It’s telling that during his visit to “The Daily Show with Jon Stewart” on Comedy Central, when asked by host Jon Stewart about the possibility of a Taken 3, actor Liam Neeson simply shook his head in the negative.
Good answer, Mr. Neeson. In fact, it probably should have been your answer when you were brought the script for Taken 2, which unlike its predecessor, 2008′s Taken, is unable to overcome its numerous cliches, leaps of logic, and inherent silliness. Click the “play” button below to listen to our on-air review from earlier today:

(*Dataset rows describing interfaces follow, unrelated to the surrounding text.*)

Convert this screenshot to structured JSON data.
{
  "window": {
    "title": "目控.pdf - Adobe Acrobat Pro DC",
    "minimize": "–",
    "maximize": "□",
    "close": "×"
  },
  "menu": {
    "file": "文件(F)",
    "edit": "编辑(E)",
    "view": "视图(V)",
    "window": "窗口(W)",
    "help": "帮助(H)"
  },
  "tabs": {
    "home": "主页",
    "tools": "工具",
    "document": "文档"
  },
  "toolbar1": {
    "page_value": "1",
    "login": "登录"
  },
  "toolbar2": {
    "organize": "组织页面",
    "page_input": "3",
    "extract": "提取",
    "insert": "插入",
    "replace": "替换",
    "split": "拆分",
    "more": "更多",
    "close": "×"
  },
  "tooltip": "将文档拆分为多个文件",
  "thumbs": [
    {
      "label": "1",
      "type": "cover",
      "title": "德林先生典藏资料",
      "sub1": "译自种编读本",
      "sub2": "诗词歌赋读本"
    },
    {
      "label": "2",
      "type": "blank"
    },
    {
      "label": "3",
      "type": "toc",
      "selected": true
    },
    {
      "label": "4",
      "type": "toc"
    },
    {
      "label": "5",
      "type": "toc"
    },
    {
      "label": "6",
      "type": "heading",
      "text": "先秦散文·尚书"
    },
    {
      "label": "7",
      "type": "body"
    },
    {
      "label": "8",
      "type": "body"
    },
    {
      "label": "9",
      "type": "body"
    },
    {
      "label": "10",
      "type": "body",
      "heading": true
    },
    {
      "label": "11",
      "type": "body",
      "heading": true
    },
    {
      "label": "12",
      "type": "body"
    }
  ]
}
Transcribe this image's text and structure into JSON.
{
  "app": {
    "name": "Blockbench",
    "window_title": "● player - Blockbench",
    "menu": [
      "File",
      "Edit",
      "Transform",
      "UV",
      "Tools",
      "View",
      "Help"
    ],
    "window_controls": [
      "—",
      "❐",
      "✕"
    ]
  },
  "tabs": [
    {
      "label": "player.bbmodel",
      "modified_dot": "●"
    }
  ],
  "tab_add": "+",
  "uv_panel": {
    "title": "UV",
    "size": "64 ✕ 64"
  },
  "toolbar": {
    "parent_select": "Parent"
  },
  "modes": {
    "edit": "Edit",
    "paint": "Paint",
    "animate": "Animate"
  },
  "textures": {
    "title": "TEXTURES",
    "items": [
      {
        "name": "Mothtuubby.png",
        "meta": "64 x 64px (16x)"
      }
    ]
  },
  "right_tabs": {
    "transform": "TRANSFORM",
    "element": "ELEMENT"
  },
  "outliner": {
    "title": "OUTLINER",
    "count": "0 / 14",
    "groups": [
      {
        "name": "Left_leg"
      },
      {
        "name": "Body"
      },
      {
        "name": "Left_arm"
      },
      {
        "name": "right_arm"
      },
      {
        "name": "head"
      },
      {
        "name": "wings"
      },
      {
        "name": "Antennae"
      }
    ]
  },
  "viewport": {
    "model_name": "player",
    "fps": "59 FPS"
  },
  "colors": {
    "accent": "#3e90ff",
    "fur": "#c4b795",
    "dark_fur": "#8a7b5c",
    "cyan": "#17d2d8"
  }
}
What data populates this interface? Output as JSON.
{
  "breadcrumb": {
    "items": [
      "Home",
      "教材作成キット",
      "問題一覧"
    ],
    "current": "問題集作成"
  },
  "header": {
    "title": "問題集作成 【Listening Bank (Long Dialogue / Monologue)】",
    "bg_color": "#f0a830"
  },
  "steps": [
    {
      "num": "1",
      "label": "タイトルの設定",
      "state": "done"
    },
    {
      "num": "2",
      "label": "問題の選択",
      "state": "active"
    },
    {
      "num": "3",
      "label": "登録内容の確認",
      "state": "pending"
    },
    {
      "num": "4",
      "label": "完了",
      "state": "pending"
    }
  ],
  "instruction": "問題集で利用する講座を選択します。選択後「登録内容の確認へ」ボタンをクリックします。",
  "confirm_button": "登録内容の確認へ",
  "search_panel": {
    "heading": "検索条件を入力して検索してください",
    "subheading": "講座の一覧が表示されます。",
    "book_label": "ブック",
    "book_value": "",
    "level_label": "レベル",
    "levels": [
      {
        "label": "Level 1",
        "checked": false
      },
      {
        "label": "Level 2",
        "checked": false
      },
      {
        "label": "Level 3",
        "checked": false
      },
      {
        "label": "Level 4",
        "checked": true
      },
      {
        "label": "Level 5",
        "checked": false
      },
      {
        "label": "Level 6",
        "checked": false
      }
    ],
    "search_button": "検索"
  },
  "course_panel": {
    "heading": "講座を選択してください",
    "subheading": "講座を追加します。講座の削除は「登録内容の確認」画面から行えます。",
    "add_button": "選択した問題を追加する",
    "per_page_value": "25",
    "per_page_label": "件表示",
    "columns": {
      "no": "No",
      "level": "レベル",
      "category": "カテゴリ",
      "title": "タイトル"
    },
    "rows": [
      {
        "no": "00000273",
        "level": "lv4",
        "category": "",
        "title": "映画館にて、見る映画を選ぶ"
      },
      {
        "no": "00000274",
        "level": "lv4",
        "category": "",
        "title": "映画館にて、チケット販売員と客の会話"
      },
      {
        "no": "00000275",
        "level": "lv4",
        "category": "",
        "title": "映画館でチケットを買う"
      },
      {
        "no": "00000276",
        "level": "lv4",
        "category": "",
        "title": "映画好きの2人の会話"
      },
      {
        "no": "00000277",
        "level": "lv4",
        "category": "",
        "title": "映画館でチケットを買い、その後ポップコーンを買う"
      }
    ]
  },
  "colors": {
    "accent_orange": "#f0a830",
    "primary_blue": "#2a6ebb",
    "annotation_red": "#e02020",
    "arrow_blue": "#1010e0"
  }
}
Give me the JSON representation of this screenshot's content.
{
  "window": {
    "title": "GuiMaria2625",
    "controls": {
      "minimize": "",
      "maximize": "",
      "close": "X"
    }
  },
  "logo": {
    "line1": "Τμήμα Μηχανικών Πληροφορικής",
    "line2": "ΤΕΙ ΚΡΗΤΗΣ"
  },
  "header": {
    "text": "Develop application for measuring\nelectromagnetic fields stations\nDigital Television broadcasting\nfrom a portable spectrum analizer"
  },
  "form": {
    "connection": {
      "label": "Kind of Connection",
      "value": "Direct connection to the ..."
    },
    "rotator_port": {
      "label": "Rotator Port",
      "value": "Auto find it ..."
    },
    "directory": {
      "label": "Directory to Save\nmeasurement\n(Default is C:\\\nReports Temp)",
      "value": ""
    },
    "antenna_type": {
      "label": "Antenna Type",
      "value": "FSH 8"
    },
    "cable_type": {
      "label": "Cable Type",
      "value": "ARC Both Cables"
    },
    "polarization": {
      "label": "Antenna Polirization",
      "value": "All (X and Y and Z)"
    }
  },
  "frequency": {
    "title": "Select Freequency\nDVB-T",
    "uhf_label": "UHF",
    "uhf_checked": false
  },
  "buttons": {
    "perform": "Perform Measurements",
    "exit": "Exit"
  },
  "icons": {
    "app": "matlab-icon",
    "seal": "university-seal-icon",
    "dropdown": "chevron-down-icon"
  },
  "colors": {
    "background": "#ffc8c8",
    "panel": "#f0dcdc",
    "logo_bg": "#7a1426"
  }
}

The setup for the film is promising enough. A year after he shot, electrocuted, and bludgeoned his way through a group of Albanian human traffickers in Paris to rescue his kidnapped daughter, retired CIA “preventer” Bryan Mills (Neeson) and his family have settled back into their lives in Los Angeles. Bryan has come out of retirement, sort of, taking on the occasional freelance security job while staying close to daughter Kim (Maggie Grace) and his ex-wife Lenore (Famke Janssen). With her own second marriage on the skids, Lenore focuses on Kim and is warming up to Bryan again thanks to the fact that he kept his promise and stayed around. Kim just works on feeling normal again after her harrowing experience, doing things that normal 18 year olds do, like repeatedly flunking her driving test, spending time with a new boyfriend, and hiding the existence of that boyfriend from Dad.
Meanwhile, the family of the Albanians Bryan killed, led by vengeful patriarch Murad (Rade Serbedzija), plan their revenge. They get their chance when Bryan takes a security job in Istanbul and Lenore and Kim surprise him by joining him there. Soon, Bryan and Lenore are “taken”, and he’s forced to once again employ his “particular set of skills”, but this time to keep himself and Lenore alive while also helping Kim avoid capture and find wherever it is Murad’s men have taken them.
The thing about the first Taken was that despite the lack of anything truly original going on in the script by producer Luc Besson (The Professional) and Robert Mark Kamen, the pacing and structure of the film led to an undeniably taut, tense film. Neeson brought believable physicality and intensity to his portrayal of a desperate father racing the clock to track down his child in a city of millions before she was permanently untraceable. The scenario alone demanded your attention, no matter how many times you might have seen it before.
In Taken 2, however, that ticking clock is absent. In its place, Besson and Kamen initially give you the reversal of situations, the daughter trying to get to her parents, and tease the potential for growth and new characterization for Kim as well as development of her relationship with her father. Bryan and his heroics are still center stage, of course, but there’s a chance for Kim to have more to do than just look scared this time, and you want to see her rise to the occasion.
Unfortunately, it seems as though Besson and Kamen ran out of ideas about midway through the script, didn’t know where to take the characters beyond a certain point, and from that point forward the film dissolves into a series of Bourne film series-inspired car chase scenes (with Kim driving the car – kinda fun), repetitive gunplay, and predictable fist fights. All of the tension that made the first film so riveting is absent here, so all you have left is the cast going through the motions. Famke Janssen is wasted as a performer here (since when did she become Hollywood’s go-to “ex-wife”?), and Rade Serbedzija glowers and speechifies as EXACTLY the same villain he’s played in dozens of other better TV series and films. Maggie Grace, for all the work she’s asked to put into the film’s first three acts, makes an unexpectedly early exit, begging the question, “What was the point?”
As for Neeson, he does what he does best here, much like the character he plays, but it’s just not enough to keep things interesting. Don’t let your good memories and the current cult status of the first film “take” you: Taken 2 is time and money better spent watching something else at the theater this weekend.
Score: 2 out of 5
Starring Liam Neeson, Maggie Grace, Famke Janssen, Leland Orser, Jon Gries, D.B. Sweeney, Luke Grimes, and Rade Sherbedgia. Directed by Olivier Megaton.
Running Time: 91 minutes
Rated PG-13 for intense sequences of violence and action, and some sensuality.
Every Friday morning at 8:25 during “The Rick Stacy Morning Show” I’ll be bringing you the “Clueless Movie Review” of the week for that weekend’s most anticipated theatrical releases, only on 1059 SUNNY FM!